[Collected data entries]
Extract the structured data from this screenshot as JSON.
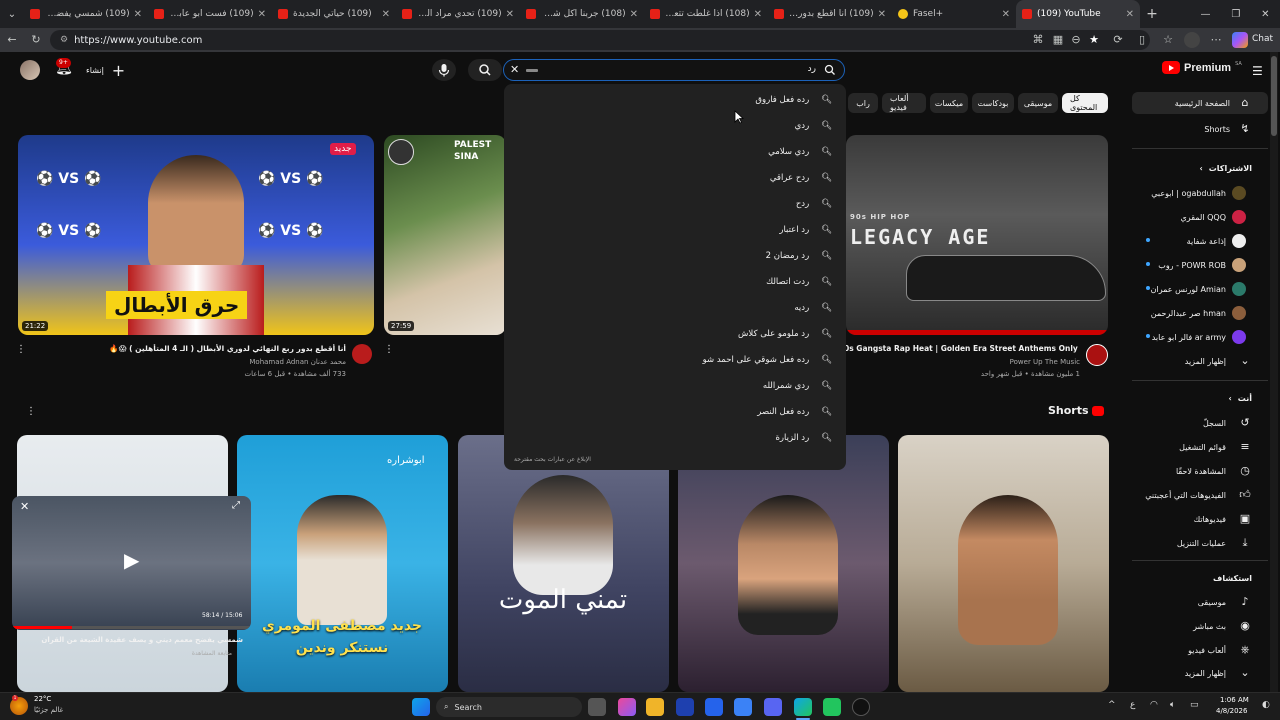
{
  "browser": {
    "tabs": [
      {
        "title": "(109) شمسي يفضح معمم",
        "active": false
      },
      {
        "title": "(109) فست ابو عابد مع ا",
        "active": false
      },
      {
        "title": "(109) حياتي الجديدة",
        "active": false
      },
      {
        "title": "(109) تحدي مراد الوقت ا",
        "active": false
      },
      {
        "title": "(108) جربنا أكل شوارع مة",
        "active": false
      },
      {
        "title": "(108) اذا غلطت تتعاقب",
        "active": false
      },
      {
        "title": "(109) أنا أقطع بدور ربع ال",
        "active": false
      },
      {
        "title": "Fasel+",
        "active": false
      },
      {
        "title": "(109) YouTube",
        "active": true
      }
    ],
    "url": "https://www.youtube.com",
    "chat_label": "Chat"
  },
  "header": {
    "brand": "Premium",
    "brand_badge": "SA",
    "create_label": "إنشاء",
    "notif_count": "9+",
    "search_value": "رد",
    "search_placeholder": ""
  },
  "suggestions": [
    "رده فعل فاروق",
    "ردي",
    "ردي سلامي",
    "ردح عراقي",
    "ردح",
    "رد اعتبار",
    "رد رمضان 2",
    "ردت اتصالك",
    "رديه",
    "رد ملومو على كلاش",
    "رده فعل شوقي على احمد شو",
    "ردي شمرالله",
    "رده فعل النصر",
    "رد الزيارة"
  ],
  "dropdown_footer": "الإبلاغ عن عبارات بحث مقترحة",
  "chips": [
    "كل المحتوى",
    "موسيقى",
    "بودكاست",
    "ميكسات",
    "ألعاب فيديو",
    "راب"
  ],
  "sidebar": {
    "main": [
      {
        "label": "الصفحة الرئيسية",
        "icon": "home-icon"
      },
      {
        "label": "Shorts",
        "icon": "shorts-icon"
      }
    ],
    "subscriptions_title": "الاشتراكات",
    "subscriptions": [
      "ogabdullah | ابوعبي",
      "QQQ المقري",
      "إذاعة شفاية",
      "POWR ROB - روب",
      "Amian لورنس عمران",
      "hman صر عبدالرحمن",
      "ar army فالر ابو عابد"
    ],
    "show_more": "إظهار المزيد",
    "you_title": "أنت",
    "you_items": [
      {
        "label": "السجلّ",
        "icon": "history-icon"
      },
      {
        "label": "قوائم التشغيل",
        "icon": "playlist-icon"
      },
      {
        "label": "المشاهدة لاحقًا",
        "icon": "clock-icon"
      },
      {
        "label": "الفيديوهات التي أعجبتني",
        "icon": "like-icon"
      },
      {
        "label": "فيديوهاتك",
        "icon": "your-videos-icon"
      },
      {
        "label": "عمليات التنزيل",
        "icon": "download-icon"
      }
    ],
    "explore_title": "استكشاف",
    "explore_items": [
      {
        "label": "موسيقى",
        "icon": "music-icon"
      },
      {
        "label": "بث مباشر",
        "icon": "live-icon"
      },
      {
        "label": "ألعاب فيديو",
        "icon": "gaming-icon"
      }
    ],
    "show_more_2": "إظهار المزيد"
  },
  "videos": [
    {
      "title": "أنا أقطع بدور ربع النهائي لدوري الأبطال ( الـ 4 المتأهلين ) 😱🔥",
      "channel": "محمد عدنان Mohamad Adnan",
      "meta": "733 ألف مشاهدة • قبل 6 ساعات",
      "duration": "21:22",
      "badge": "جديد",
      "thumb_text": "حرق الأبطال"
    },
    {
      "title": "",
      "channel": "",
      "meta": "",
      "duration": "27:59",
      "badge": "",
      "thumb_text": "PALEST SINA"
    },
    {
      "title": "0s Gangsta Rap Heat | Golden Era Street Anthems Only",
      "channel": "Power Up The Music",
      "meta": "1 مليون مشاهدة • قبل شهر واحد",
      "duration": "",
      "badge": "",
      "thumb_text": "LEGACY AGE",
      "thumb_subtext": "90s HIP HOP"
    }
  ],
  "shorts_title": "Shorts",
  "shorts": [
    {
      "text": ""
    },
    {
      "text": "جديد مصطفى المومري نستنكر وندين",
      "top_text": "ابوشراره"
    },
    {
      "text": "تمني الموت"
    },
    {
      "text": ""
    },
    {
      "text": ""
    }
  ],
  "miniplayer": {
    "title": "شمسي يفضح معمم ديني و يصف عقيدة الشيعة من القرآن",
    "sub": "متابعة المشاهدة",
    "time": "58:14 / 15:06"
  },
  "taskbar": {
    "weather_temp": "22°C",
    "weather_desc": "غالم جزئيًا",
    "search_placeholder": "Search",
    "time": "1:06 AM",
    "date": "4/8/2026"
  },
  "colors": {
    "accent": "#ff0000",
    "link": "#3ea6ff",
    "bg": "#0f0f0f"
  }
}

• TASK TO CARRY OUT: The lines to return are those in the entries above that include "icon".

• WORKED SOLUTION:
        "icon": "home-icon"
        "icon": "shorts-icon"
        "icon": "history-icon"
        "icon": "playlist-icon"
        "icon": "clock-icon"
        "icon": "like-icon"
        "icon": "your-videos-icon"
        "icon": "download-icon"
        "icon": "music-icon"
        "icon": "live-icon"
        "icon": "gaming-icon"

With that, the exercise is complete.